Segment Open

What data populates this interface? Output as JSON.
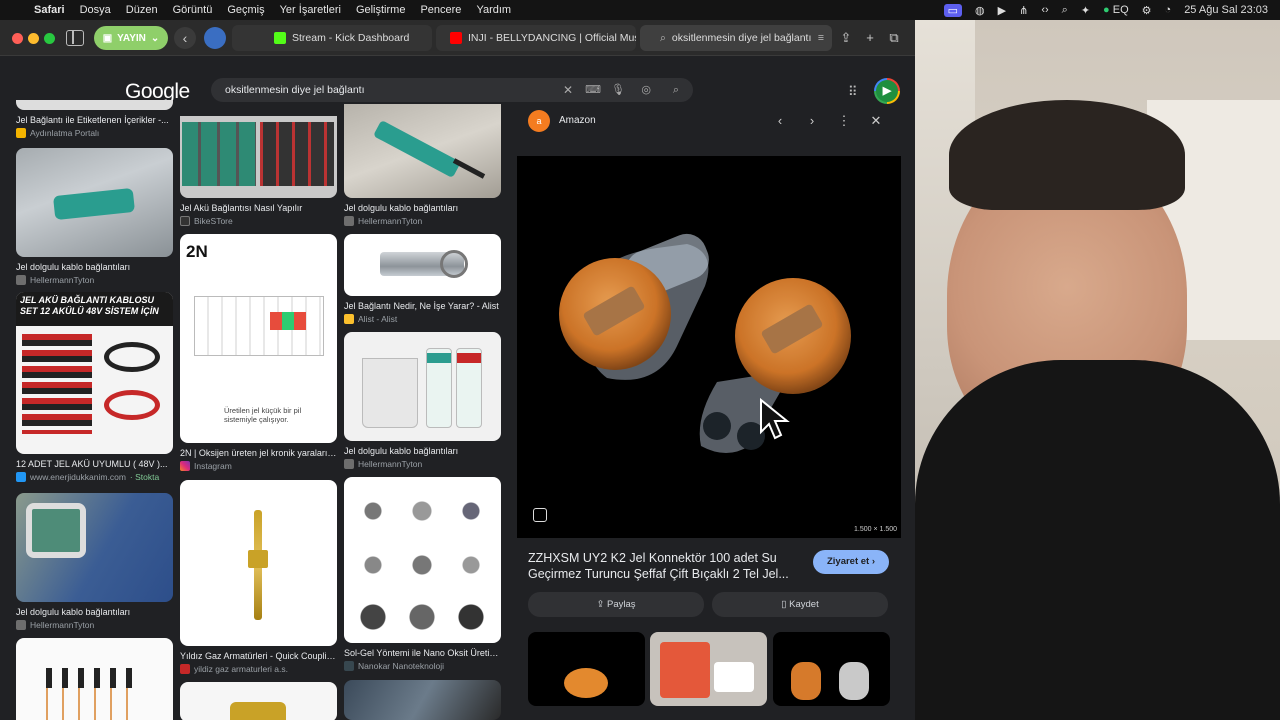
{
  "menubar": {
    "items": [
      "Safari",
      "Dosya",
      "Düzen",
      "Görüntü",
      "Geçmiş",
      "Yer İşaretleri",
      "Geliştirme",
      "Pencere",
      "Yardım"
    ],
    "status": {
      "eq": "EQ",
      "date": "25 Ağu Sal",
      "time": "23:03"
    }
  },
  "browser": {
    "profile_label": "YAYIN",
    "tabs": [
      {
        "label": "Stream - Kick Dashboard",
        "favicon_color": "#53fc18"
      },
      {
        "label": "INJI - BELLYDANCING | Official Music...",
        "favicon_color": "#ff0000"
      },
      {
        "label": "oksitlenmesin diye jel bağlantı",
        "favicon_color": "#9aa0a6"
      }
    ]
  },
  "google": {
    "logo": "Google",
    "query": "oksitlenmesin diye jel bağlantı",
    "avatar_letter": "▶"
  },
  "results": {
    "col1": [
      {
        "title": "Jel Bağlantı ile Etiketlenen İçerikler -...",
        "source": "Aydınlatma Portalı",
        "src_color": "#f4b400"
      },
      {
        "title": "Jel dolgulu kablo bağlantıları",
        "source": "HellermannTyton",
        "src_color": "#6e6e6e"
      },
      {
        "title": "12 ADET JEL AKÜ UYUMLU ( 48V )...",
        "source": "www.enerjidukkanim.com",
        "stock": "· Stokta",
        "src_color": "#2196f3",
        "image_text": "JEL AKÜ BAĞLANTI KABLOSU SET 12 AKÜLÜ 48V SİSTEM İÇİN"
      },
      {
        "title": "Jel dolgulu kablo bağlantıları",
        "source": "HellermannTyton",
        "src_color": "#6e6e6e"
      },
      {
        "title": "",
        "source": "",
        "src_color": "#6e6e6e"
      }
    ],
    "col2": [
      {
        "title": "Jel Akü Bağlantısı Nasıl Yapılır",
        "source": "BikeSTore",
        "src_color": "#333"
      },
      {
        "title": "2N | Oksijen üreten jel kronik yaraların...",
        "source": "Instagram",
        "src_color": "#e1306c",
        "image_text": "Üretilen jel küçük bir pil sistemiyle çalışıyor.",
        "brand": "2N"
      },
      {
        "title": "Yıldız Gaz Armatürleri - Quick Couplin...",
        "source": "yildiz gaz armaturleri a.s.",
        "src_color": "#c62828"
      },
      {
        "title": "",
        "source": "",
        "src_color": "#333"
      }
    ],
    "col3": [
      {
        "title": "Jel dolgulu kablo bağlantıları",
        "source": "HellermannTyton",
        "src_color": "#6e6e6e"
      },
      {
        "title": "Jel Bağlantı Nedir, Ne İşe Yarar? - Alist",
        "source": "Alist - Alist",
        "src_color": "#fbc02d"
      },
      {
        "title": "Jel dolgulu kablo bağlantıları",
        "source": "HellermannTyton",
        "src_color": "#6e6e6e"
      },
      {
        "title": "Sol-Gel Yöntemi ile Nano Oksit Üretimi ...",
        "source": "Nanokar Nanoteknoloji",
        "src_color": "#37474f"
      },
      {
        "title": "",
        "source": "",
        "src_color": "#333"
      }
    ]
  },
  "panel": {
    "source": "Amazon",
    "source_initial": "a",
    "dimensions": "1.500 × 1.500",
    "title": "ZZHXSM UY2 K2 Jel Konnektör 100 adet Su Geçirmez Turuncu Şeffaf Çift Bıçaklı 2 Tel Jel...",
    "visit_label": "Ziyaret et",
    "share_label": "Paylaş",
    "save_label": "Kaydet"
  }
}
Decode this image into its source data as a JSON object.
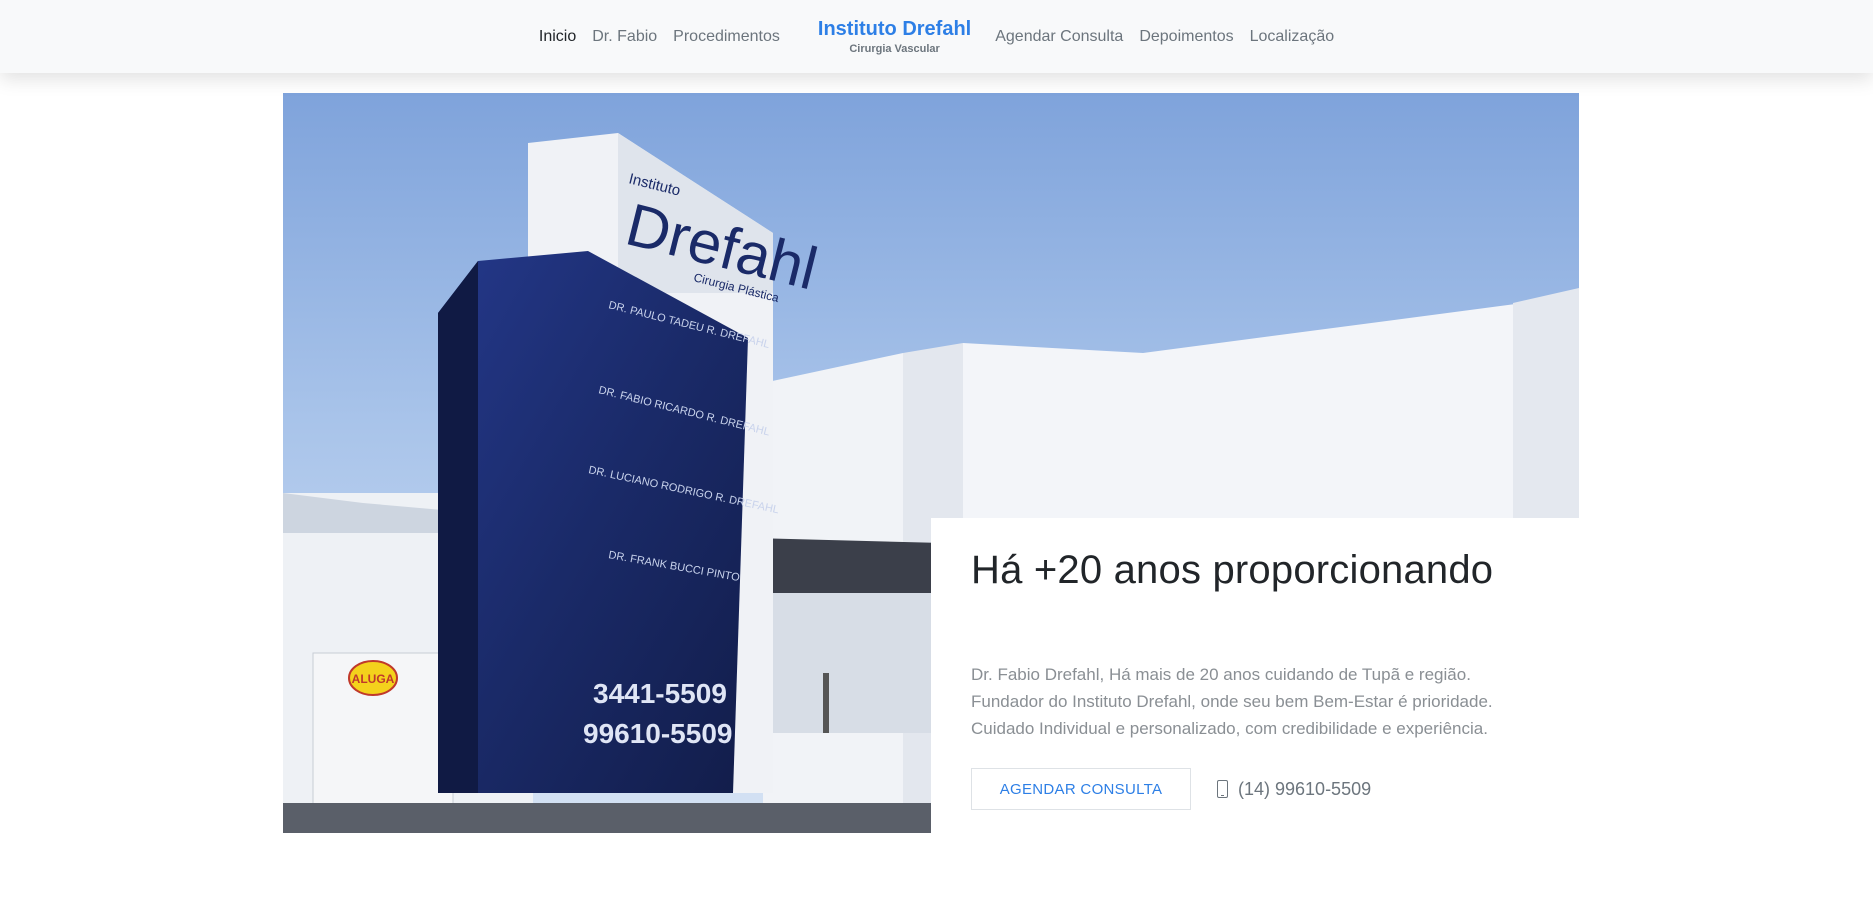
{
  "nav": {
    "left_links": [
      "Inicio",
      "Dr. Fabio",
      "Procedimentos"
    ],
    "brand_title": "Instituto Drefahl",
    "brand_subtitle": "Cirurgia Vascular",
    "right_links": [
      "Agendar Consulta",
      "Depoimentos",
      "Localização"
    ],
    "active": "Inicio"
  },
  "hero": {
    "photo": {
      "sign_lines": [
        "Instituto",
        "Drefahl",
        "Cirurgia Plástica"
      ],
      "panel_lines": [
        "DR. PAULO TADEU R. DREFAHL",
        "DR. FABIO RICARDO R. DREFAHL",
        "DR. LUCIANO RODRIGO R. DREFAHL",
        "DR. FRANK BUCCI PINTO"
      ],
      "phones": [
        "3441-5509",
        "99610-5509"
      ],
      "door_sticker": [
        "ALUGA"
      ]
    },
    "title": "Há +20 anos proporcionando",
    "text_lines": [
      "Dr. Fabio Drefahl, Há mais de 20 anos cuidando de Tupã e região.",
      "Fundador do Instituto Drefahl, onde seu bem Bem-Estar é prioridade.",
      "Cuidado Individual e personalizado, com credibilidade e experiência."
    ],
    "cta_label": "AGENDAR CONSULTA",
    "phone": "(14) 99610-5509"
  },
  "colors": {
    "accent": "#2d7fe6",
    "nav_bg": "#f8f9fa",
    "sign_blue": "#1c2f6e",
    "sky": "#8fb1e3"
  },
  "icons": {
    "phone": "mobile-phone-icon"
  }
}
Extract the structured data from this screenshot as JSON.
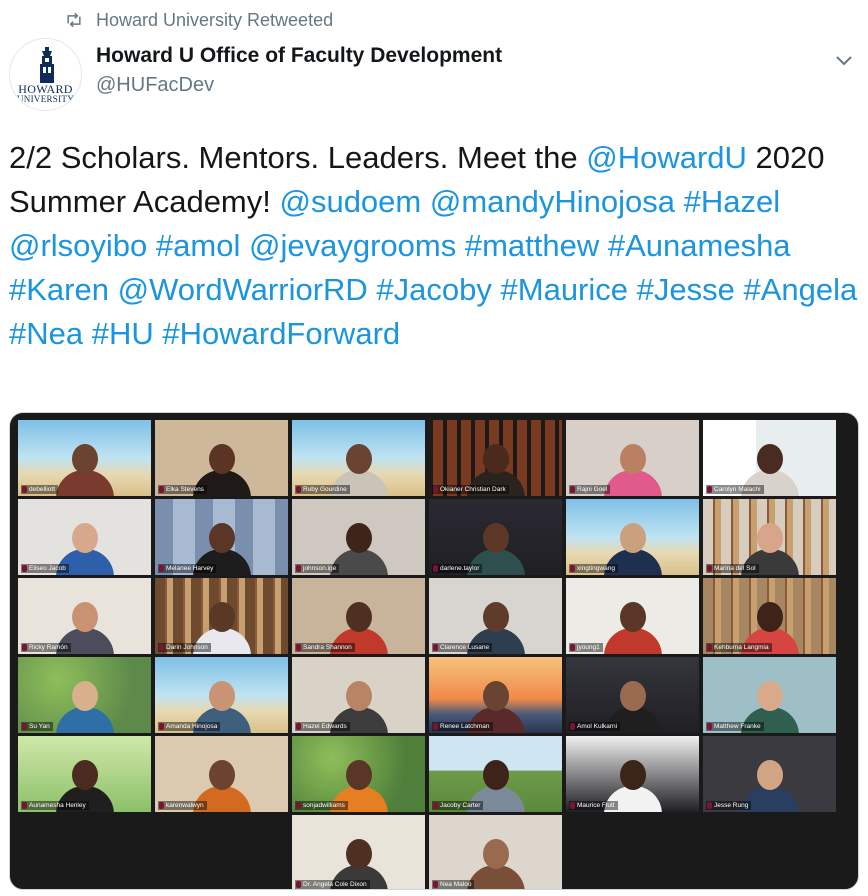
{
  "retweet": {
    "icon": "retweet-icon",
    "text": "Howard University Retweeted"
  },
  "author": {
    "avatar_text_line1": "HOWARD",
    "avatar_text_line2": "UNIVERSITY",
    "name": "Howard U Office of Faculty Development",
    "handle": "@HUFacDev"
  },
  "menu_icon": "chevron-down-icon",
  "tweet": {
    "segments": [
      {
        "text": "2/2 Scholars. Mentors. Leaders. Meet the ",
        "link": false
      },
      {
        "text": "@HowardU",
        "link": true
      },
      {
        "text": " 2020 Summer Academy! ",
        "link": false
      },
      {
        "text": "@sudoem",
        "link": true
      },
      {
        "text": " ",
        "link": false
      },
      {
        "text": "@mandyHinojosa",
        "link": true
      },
      {
        "text": " ",
        "link": false
      },
      {
        "text": "#Hazel",
        "link": true
      },
      {
        "text": " ",
        "link": false
      },
      {
        "text": "@rlsoyibo",
        "link": true
      },
      {
        "text": " ",
        "link": false
      },
      {
        "text": "#amol",
        "link": true
      },
      {
        "text": " ",
        "link": false
      },
      {
        "text": "@jevaygrooms",
        "link": true
      },
      {
        "text": " ",
        "link": false
      },
      {
        "text": "#matthew",
        "link": true
      },
      {
        "text": " ",
        "link": false
      },
      {
        "text": "#Aunamesha",
        "link": true,
        "break_after": true
      },
      {
        "text": "#Karen",
        "link": true
      },
      {
        "text": " ",
        "link": false
      },
      {
        "text": "@WordWarriorRD",
        "link": true
      },
      {
        "text": " ",
        "link": false
      },
      {
        "text": "#Jacoby",
        "link": true
      },
      {
        "text": " ",
        "link": false
      },
      {
        "text": "#Maurice",
        "link": true
      },
      {
        "text": " ",
        "link": false
      },
      {
        "text": "#Jesse",
        "link": true
      },
      {
        "text": " ",
        "link": false
      },
      {
        "text": "#Angela",
        "link": true
      },
      {
        "text": " ",
        "link": false
      },
      {
        "text": "#Nea",
        "link": true
      },
      {
        "text": " ",
        "link": false
      },
      {
        "text": "#HU",
        "link": true
      },
      {
        "text": " ",
        "link": false
      },
      {
        "text": "#HowardForward",
        "link": true
      }
    ]
  },
  "colors": {
    "link": "#1b95e0",
    "text": "#14171a",
    "secondary": "#657786",
    "mic_muted": "#e0245e"
  },
  "video_grid": {
    "participants": [
      {
        "name": "debelliott",
        "scene": "beach",
        "bg": "#8fc7dd",
        "skin": "#6b4330",
        "shirt": "#7a3b2e"
      },
      {
        "name": "Elka Stevens",
        "scene": "room",
        "bg": "#cdb89a",
        "skin": "#5a3526",
        "shirt": "#1f1a17"
      },
      {
        "name": "Ruby Gourdine",
        "scene": "beach",
        "bg": "#9fd2e8",
        "skin": "#6a4332",
        "shirt": "#c9c3b8"
      },
      {
        "name": "Okianer Christian Dark",
        "scene": "gate",
        "bg": "#7a3a22",
        "skin": "#4a2a1c",
        "shirt": "#2a2320"
      },
      {
        "name": "Rajni Goel",
        "scene": "room",
        "bg": "#d8cfc8",
        "skin": "#b98063",
        "shirt": "#e05a8a"
      },
      {
        "name": "Carolyn Malachi",
        "scene": "window",
        "bg": "#e8eef0",
        "skin": "#4a2b1f",
        "shirt": "#d8d2cc"
      },
      {
        "name": "Eliseo Jacob",
        "scene": "wall",
        "bg": "#e4e2df",
        "skin": "#d7a88c",
        "shirt": "#2f5fa8"
      },
      {
        "name": "Melanee Harvey",
        "scene": "columns",
        "bg": "#a8b9d2",
        "skin": "#5b3626",
        "shirt": "#1d1d1d"
      },
      {
        "name": "johnson.ige",
        "scene": "wall",
        "bg": "#cfc8c0",
        "skin": "#3d251a",
        "shirt": "#4a4a4a"
      },
      {
        "name": "darlene.taylor",
        "scene": "dark",
        "bg": "#2b2a33",
        "skin": "#5c3828",
        "shirt": "#2f4f4f"
      },
      {
        "name": "xingtingwang",
        "scene": "beach",
        "bg": "#7fb9d6",
        "skin": "#caa07e",
        "shirt": "#1f2f4f"
      },
      {
        "name": "Marina del Sol",
        "scene": "shelf",
        "bg": "#d6cdbf",
        "skin": "#d9a58a",
        "shirt": "#3a3a3a"
      },
      {
        "name": "Ricky Ramón",
        "scene": "wall",
        "bg": "#e8e4dc",
        "skin": "#c99373",
        "shirt": "#4c4c5c"
      },
      {
        "name": "Darin Johnson",
        "scene": "shelf",
        "bg": "#6e4a2f",
        "skin": "#5a3826",
        "shirt": "#e8e8ee"
      },
      {
        "name": "Sandra Shannon",
        "scene": "room",
        "bg": "#c8b49a",
        "skin": "#4f2f22",
        "shirt": "#c0392b"
      },
      {
        "name": "Clarence Lusane",
        "scene": "wall",
        "bg": "#d8d4cf",
        "skin": "#5e3b2a",
        "shirt": "#2c3e50"
      },
      {
        "name": "jyoung1",
        "scene": "wall",
        "bg": "#ecebe6",
        "skin": "#5a3626",
        "shirt": "#c0392b"
      },
      {
        "name": "Kehbuma Langmia",
        "scene": "shelf",
        "bg": "#a78762",
        "skin": "#3e2418",
        "shirt": "#d64541"
      },
      {
        "name": "Su Yan",
        "scene": "trees",
        "bg": "#5d8a4a",
        "skin": "#d8b08c",
        "shirt": "#2f6fa8"
      },
      {
        "name": "Amanda Hinojosa",
        "scene": "beach",
        "bg": "#bcd6e2",
        "skin": "#c99474",
        "shirt": "#3f5f7f"
      },
      {
        "name": "Hazel Edwards",
        "scene": "room",
        "bg": "#d9d2c7",
        "skin": "#b98466",
        "shirt": "#3c3c3c"
      },
      {
        "name": "Renee Latchman",
        "scene": "sunset",
        "bg": "#f2a86a",
        "skin": "#6a4332",
        "shirt": "#5a2a2a"
      },
      {
        "name": "Amol Kulkarni",
        "scene": "dark",
        "bg": "#35363c",
        "skin": "#9a6b4e",
        "shirt": "#1f1f1f"
      },
      {
        "name": "Matthew Franke",
        "scene": "wall",
        "bg": "#9fbfc7",
        "skin": "#d9a98c",
        "shirt": "#2f5f4f"
      },
      {
        "name": "Aunamesha Henley",
        "scene": "grass",
        "bg": "#8cc06a",
        "skin": "#4a2b1f",
        "shirt": "#1f1f1f"
      },
      {
        "name": "karenwalwyn",
        "scene": "room",
        "bg": "#dccab0",
        "skin": "#6b4330",
        "shirt": "#d46a1f"
      },
      {
        "name": "sonjadwilliams",
        "scene": "trees",
        "bg": "#4f7f3a",
        "skin": "#5a3626",
        "shirt": "#e67e22"
      },
      {
        "name": "Jacoby Carter",
        "scene": "field",
        "bg": "#b8d8e8",
        "skin": "#3e2418",
        "shirt": "#7a8a9a"
      },
      {
        "name": "Maurice Flutt",
        "scene": "dark",
        "bg": "#f0f0f0",
        "skin": "#3b2418",
        "shirt": "#f2f2f2"
      },
      {
        "name": "Jesse Rung",
        "scene": "room",
        "bg": "#3a3a40",
        "skin": "#d2a484",
        "shirt": "#2a3f5f"
      },
      {
        "name": "Dr. Angela Cole Dixon",
        "scene": "room",
        "bg": "#e9e4da",
        "skin": "#4f2f22",
        "shirt": "#3a3a3a"
      },
      {
        "name": "Nea Maloo",
        "scene": "wall",
        "bg": "#dcd6cc",
        "skin": "#9a6a4e",
        "shirt": "#7a4f3a"
      }
    ]
  }
}
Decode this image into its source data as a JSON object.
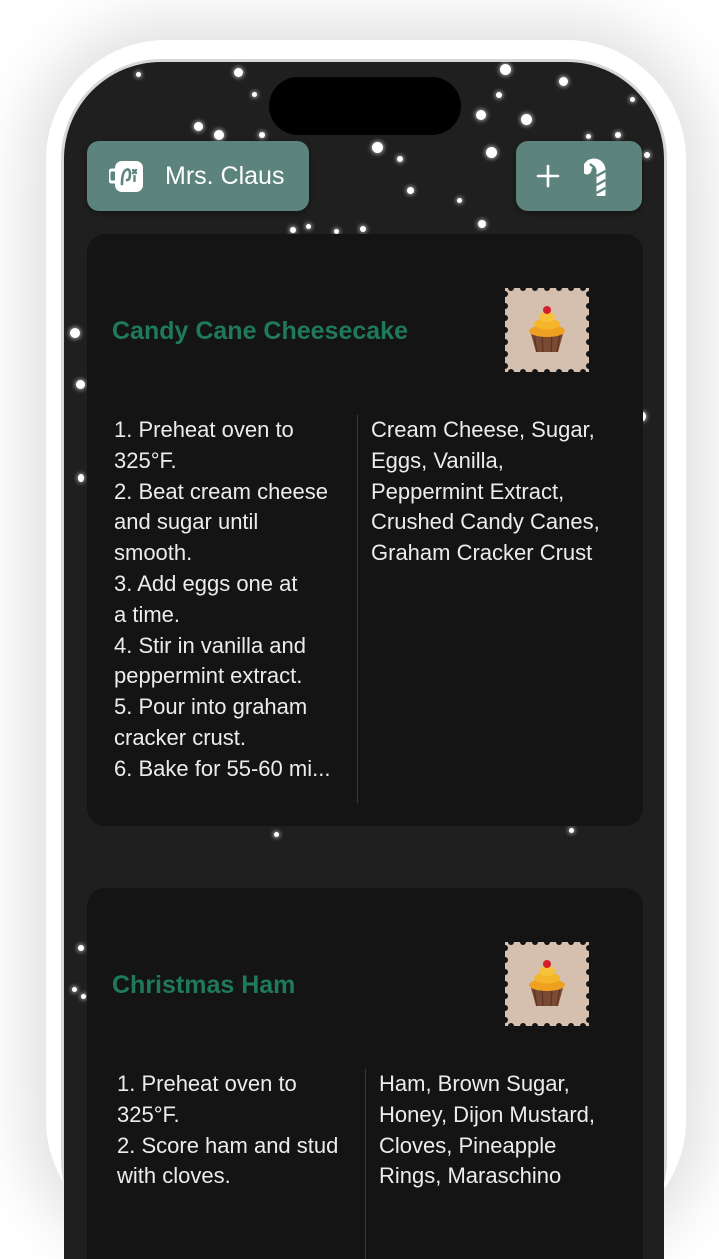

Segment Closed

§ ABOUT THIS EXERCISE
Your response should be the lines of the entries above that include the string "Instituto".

§ EXERCISE SOLUTION
    "brand_title": "Instituto Drefahl",
        "Instituto",
      "Fundador do Instituto Drefahl, onde seu bem Bem-Estar é prioridade.",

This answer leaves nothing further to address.